BEGIN Data provided
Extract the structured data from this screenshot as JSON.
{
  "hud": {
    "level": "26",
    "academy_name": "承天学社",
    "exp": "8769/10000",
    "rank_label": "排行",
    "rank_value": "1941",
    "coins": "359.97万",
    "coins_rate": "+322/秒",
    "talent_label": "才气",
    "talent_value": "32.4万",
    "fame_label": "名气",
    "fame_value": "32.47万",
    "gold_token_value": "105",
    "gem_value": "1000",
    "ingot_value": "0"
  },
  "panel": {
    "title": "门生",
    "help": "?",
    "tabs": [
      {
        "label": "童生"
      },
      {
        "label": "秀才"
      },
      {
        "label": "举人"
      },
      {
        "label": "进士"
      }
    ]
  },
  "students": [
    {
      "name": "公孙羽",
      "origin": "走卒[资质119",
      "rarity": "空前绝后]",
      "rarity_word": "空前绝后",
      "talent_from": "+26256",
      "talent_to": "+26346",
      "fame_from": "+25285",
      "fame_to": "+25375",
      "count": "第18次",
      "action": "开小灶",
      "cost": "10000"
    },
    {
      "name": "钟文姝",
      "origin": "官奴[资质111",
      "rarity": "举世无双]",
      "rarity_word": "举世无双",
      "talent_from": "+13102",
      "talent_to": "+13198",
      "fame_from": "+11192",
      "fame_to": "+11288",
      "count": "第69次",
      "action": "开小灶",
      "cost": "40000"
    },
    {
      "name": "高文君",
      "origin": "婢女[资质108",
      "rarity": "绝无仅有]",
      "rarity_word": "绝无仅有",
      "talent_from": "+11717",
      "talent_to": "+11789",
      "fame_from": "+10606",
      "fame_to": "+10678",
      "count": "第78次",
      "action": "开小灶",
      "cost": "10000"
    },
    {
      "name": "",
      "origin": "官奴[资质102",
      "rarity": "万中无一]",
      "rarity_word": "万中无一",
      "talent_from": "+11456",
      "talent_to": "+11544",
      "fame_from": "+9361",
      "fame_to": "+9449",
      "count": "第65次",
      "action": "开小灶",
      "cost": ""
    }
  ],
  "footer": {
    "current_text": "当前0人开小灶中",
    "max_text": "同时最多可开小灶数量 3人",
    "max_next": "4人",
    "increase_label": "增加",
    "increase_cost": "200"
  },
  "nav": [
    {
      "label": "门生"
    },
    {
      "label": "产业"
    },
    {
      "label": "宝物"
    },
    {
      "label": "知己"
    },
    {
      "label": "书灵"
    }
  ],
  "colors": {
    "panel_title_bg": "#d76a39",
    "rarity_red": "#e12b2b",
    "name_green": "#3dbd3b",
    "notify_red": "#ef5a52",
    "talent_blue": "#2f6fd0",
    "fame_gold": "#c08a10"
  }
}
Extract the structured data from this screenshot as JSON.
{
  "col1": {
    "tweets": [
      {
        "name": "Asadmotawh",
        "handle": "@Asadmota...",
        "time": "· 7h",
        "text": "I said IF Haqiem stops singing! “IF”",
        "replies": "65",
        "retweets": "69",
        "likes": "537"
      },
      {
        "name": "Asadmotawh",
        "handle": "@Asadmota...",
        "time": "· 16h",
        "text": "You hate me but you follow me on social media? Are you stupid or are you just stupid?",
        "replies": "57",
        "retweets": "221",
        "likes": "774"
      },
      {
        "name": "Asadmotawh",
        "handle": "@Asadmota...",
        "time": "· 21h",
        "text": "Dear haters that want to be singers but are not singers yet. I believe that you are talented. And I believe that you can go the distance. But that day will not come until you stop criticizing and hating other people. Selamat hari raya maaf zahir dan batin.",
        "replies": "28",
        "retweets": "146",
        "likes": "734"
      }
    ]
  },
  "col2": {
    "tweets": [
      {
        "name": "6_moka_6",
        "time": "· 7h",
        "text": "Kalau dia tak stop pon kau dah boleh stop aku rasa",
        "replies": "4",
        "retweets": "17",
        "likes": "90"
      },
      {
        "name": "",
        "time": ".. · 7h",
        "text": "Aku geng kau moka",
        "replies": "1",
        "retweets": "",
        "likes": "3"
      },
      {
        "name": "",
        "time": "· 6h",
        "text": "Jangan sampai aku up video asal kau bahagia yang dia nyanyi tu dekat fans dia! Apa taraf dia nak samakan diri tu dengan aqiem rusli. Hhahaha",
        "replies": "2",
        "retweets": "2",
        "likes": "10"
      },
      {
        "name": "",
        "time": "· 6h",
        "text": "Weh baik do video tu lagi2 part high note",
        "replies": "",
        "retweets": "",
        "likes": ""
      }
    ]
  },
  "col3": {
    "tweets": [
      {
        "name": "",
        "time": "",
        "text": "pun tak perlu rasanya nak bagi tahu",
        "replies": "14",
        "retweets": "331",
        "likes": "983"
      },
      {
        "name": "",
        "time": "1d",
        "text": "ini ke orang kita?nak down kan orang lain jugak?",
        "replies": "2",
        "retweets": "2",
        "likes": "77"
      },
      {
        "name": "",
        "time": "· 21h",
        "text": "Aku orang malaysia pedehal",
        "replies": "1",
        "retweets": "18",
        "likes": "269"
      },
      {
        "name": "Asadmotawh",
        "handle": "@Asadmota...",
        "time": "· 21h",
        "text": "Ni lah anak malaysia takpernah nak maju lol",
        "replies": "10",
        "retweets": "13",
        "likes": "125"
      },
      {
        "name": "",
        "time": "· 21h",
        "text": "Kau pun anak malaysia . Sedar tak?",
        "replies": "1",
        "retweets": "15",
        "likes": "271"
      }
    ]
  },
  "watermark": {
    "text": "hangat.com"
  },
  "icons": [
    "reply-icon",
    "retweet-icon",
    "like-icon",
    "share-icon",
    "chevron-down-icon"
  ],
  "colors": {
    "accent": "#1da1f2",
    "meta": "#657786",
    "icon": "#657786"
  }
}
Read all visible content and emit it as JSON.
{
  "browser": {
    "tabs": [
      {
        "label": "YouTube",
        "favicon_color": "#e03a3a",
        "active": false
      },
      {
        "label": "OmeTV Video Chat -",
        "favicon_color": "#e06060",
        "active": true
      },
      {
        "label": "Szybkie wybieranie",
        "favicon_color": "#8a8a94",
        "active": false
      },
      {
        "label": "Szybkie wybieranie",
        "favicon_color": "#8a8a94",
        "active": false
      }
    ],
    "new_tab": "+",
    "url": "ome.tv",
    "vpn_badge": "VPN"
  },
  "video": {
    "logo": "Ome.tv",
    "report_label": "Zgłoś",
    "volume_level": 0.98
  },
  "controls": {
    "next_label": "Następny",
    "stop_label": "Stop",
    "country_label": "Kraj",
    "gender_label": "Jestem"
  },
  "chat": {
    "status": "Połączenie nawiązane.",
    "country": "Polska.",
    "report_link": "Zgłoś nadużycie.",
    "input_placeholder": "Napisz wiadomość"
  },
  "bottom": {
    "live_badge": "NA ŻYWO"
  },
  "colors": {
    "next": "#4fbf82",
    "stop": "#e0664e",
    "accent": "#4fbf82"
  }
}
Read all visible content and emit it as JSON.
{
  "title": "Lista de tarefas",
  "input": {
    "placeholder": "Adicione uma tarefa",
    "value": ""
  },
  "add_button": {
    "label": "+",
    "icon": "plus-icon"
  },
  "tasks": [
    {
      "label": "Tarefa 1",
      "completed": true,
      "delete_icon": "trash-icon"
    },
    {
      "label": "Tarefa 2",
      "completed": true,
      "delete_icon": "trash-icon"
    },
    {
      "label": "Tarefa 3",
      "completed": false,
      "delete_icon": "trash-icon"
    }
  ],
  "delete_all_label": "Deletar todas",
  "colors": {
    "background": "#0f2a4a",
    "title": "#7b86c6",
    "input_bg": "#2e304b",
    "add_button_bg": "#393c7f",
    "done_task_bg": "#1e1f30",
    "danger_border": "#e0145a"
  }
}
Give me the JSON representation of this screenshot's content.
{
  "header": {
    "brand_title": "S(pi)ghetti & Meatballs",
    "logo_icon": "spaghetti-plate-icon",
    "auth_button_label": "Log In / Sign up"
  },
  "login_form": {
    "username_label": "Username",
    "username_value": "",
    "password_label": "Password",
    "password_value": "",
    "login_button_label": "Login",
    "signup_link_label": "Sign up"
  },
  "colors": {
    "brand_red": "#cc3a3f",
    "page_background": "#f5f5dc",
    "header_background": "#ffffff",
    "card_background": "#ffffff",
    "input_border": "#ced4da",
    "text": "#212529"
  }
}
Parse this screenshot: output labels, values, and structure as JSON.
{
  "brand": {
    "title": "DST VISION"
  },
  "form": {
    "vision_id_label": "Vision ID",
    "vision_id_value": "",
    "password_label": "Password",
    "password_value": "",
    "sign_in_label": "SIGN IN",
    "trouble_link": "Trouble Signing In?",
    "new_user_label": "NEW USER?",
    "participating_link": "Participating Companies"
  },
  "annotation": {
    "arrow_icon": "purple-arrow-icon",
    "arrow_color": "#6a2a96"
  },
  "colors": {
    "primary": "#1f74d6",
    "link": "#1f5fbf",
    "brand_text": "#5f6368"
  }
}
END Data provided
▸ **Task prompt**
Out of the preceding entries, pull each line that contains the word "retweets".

▸ **Task solution**
        "retweets": "69",
        "retweets": "221",
        "retweets": "146",
        "retweets": "17",
        "retweets": "",
        "retweets": "2",
        "retweets": "",
        "retweets": "331",
        "retweets": "2",
        "retweets": "18",
        "retweets": "13",
        "retweets": "15",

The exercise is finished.